In case you missed it Nancy Nall dropped by and posted a very gracious comment to (Oh I don't care if you're sick of the subject) the long post on editing. Leaving out the embarrassingly kind bits I don't know what else to do but promote her comment up here because it's neat to be disagreed with so nicely. This is called "making more of an effort, however slowly" which, come to think of it, might serve as the the theme of my life. I'll try to be brief in my response.
You're right to point out Kamiya's take is definitely that of a media professional (although I'm not sure what ypu mean by "hive mind"). It certainly speaks to the kind of editing you get in newspapers and magazines -- if you're lucky. He's absolutely right that the best editors improve a piece, that they're the treasured "first reader" every writer longs for, the fresh set of eyes that can see where you've gone wrong and where you need to refocus. He doesn't really talk about how rare these folks are, how staff cutbacks and corporate nut-cutting and other constraints have rinsed most of the great editors right out of the business, and shooed the rest off to conference rooms, where they sit in meetings all day contemplating suicide.

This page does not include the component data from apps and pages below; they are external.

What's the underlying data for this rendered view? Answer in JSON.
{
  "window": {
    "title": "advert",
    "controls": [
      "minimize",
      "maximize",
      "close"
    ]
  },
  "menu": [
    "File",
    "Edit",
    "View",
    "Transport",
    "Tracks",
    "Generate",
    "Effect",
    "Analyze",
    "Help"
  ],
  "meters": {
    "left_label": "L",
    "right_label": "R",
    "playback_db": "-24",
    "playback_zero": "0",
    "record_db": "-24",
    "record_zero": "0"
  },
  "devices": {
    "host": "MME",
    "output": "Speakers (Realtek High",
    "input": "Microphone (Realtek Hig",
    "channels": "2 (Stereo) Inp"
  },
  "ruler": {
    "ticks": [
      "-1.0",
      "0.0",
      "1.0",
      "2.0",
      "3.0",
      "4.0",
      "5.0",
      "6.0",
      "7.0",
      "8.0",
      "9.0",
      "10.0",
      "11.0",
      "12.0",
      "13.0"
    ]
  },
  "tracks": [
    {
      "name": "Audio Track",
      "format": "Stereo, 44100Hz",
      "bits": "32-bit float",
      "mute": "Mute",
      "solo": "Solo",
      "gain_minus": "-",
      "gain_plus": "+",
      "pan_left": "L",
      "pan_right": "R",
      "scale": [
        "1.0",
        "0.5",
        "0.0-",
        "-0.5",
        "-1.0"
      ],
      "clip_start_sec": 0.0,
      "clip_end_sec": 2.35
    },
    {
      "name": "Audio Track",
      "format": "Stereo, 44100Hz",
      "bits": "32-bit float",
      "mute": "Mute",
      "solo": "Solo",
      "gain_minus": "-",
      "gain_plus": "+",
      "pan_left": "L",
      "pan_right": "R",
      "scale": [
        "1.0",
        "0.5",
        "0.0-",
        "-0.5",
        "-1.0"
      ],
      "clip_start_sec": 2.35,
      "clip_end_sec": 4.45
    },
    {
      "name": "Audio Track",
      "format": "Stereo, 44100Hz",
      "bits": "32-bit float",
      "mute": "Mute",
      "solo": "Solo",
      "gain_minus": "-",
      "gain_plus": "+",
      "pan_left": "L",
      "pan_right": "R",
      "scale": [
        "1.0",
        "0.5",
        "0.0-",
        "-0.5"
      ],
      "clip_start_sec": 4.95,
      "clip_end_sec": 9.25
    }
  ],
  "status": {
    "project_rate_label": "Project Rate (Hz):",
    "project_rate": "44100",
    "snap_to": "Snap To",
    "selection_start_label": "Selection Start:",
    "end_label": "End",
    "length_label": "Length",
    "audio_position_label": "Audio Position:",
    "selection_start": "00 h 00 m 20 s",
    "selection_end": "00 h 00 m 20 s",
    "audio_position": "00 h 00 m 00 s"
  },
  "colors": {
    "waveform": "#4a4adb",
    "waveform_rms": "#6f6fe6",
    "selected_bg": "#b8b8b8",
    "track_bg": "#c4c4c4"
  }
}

If I were to write this again I'd say that the "hive mind" (mean metaphor, yes, I know) is not an exclusive characteristic of media professionals. I think all professions have a sort of "collective voice" that is as it were its public idiom, and to my mind it isn't the voice of any single individual. Individuals become competent in writing it, but when they write as themselves they sound more like, well, more like you, to be blunt. And I find that more interesting. I read that whole piece and I couldn't tell you what Gary K. really cares about. But I read one paragraph of yours and I feel ready to trust in your power to observe, describe, reflect. I suspect that whatever writing you do on the job also sounds like it's written by a human, even granting the constraints of the style you have to work with. Your own post shows that professionalism is not incompatible with vividness, clarity, originality of voice, actual good judgment, purity of language.
I suspect your enmity is over his dismissive remarks about bloggers, and I think you're taking offense where none is intended. We both know the majority of blogging is dreck; what he doesn't say (but certainly knows, as well) is that the same can be said of editor-approved, published prose as well.
Oh, I feel so -- busted! Condescension puts my back up fearfully, I must admit, and this doesn't seem to be abating with age. I suspect it's getting worse. And when I imagine being lectured by someone about "learning to be edited" it gives me the pip. You might say, "Well, he isn't speaking that way to me personally," and of course that's true, but I don't believe anyone wants to be spoken to in that tone of voice. I am sure he thinks it's kind; certainly everyone who has ever ventured to talk to me in that way has been kind in their intent. But somehow I always experience it as impertinence. I'm not confident he's aware of the tone of this voice.
I'll tell you this: I spent 25 years in newspapers and only rarely worked with good editors, "good" defined as "those who can improve a piece with their suggestions, changes and additions." And I do mean rare -- I could probably count them on one hand. Many fell into the category of "good enough," in the sense that they could trim or add without screwing a story up. And the trailing edge were the butchers who liked to tinker, or more often, slash, just to show they'd been there, like a dog peeing on a bush.
You are pointing at the real story here. Aside from the hardship and the conditions of uncertainty there's also the loss of institutional memory, because the best ways to learn to be a good editor are (1) to read a lot and (2) learn on the job from a good editor. Another instance of self-inflicted obsolescence in that industry?
So basically I bow to the cooler heads. However -- and I'm not saying this to be pigheaded -- I maintain that there is something wrong with the tone of that piece. You do notice the difference between his writing and yours, don't you? I mean if I wanted to explain in words why I attacked that piece, I could just point to your comment here. The difference is the reason why I read your blog every day, and it's really about bigger issues than style.
Oh, and you are the only person who has ever written interestingly about the "nut graf".